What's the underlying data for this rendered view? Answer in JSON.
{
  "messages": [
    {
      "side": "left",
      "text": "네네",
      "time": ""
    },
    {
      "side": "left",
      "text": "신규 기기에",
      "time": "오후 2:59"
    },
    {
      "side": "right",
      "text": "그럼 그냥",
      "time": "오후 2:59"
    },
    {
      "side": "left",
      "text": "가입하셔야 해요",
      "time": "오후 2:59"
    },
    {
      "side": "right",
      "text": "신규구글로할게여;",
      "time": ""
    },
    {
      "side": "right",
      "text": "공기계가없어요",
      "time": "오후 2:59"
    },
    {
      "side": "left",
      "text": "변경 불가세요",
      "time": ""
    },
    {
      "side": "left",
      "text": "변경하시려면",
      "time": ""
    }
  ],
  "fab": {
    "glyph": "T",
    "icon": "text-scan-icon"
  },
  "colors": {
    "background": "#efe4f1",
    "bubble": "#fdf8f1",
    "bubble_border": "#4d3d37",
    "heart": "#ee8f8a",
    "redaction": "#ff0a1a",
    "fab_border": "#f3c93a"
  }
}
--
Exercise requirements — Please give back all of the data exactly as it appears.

Task response —
What's the underlying data for this rendered view? Answer in JSON.
{
  "messages": [
    {
      "side": "left",
      "text": "네네",
      "time": ""
    },
    {
      "side": "left",
      "text": "신규 기기에",
      "time": "오후 2:59"
    },
    {
      "side": "right",
      "text": "그럼 그냥",
      "time": "오후 2:59"
    },
    {
      "side": "left",
      "text": "가입하셔야 해요",
      "time": "오후 2:59"
    },
    {
      "side": "right",
      "text": "신규구글로할게여;",
      "time": ""
    },
    {
      "side": "right",
      "text": "공기계가없어요",
      "time": "오후 2:59"
    },
    {
      "side": "left",
      "text": "변경 불가세요",
      "time": ""
    },
    {
      "side": "left",
      "text": "변경하시려면",
      "time": ""
    }
  ],
  "fab": {
    "glyph": "T",
    "icon": "text-scan-icon"
  },
  "colors": {
    "background": "#efe4f1",
    "bubble": "#fdf8f1",
    "bubble_border": "#4d3d37",
    "heart": "#ee8f8a",
    "redaction": "#ff0a1a",
    "fab_border": "#f3c93a"
  }
}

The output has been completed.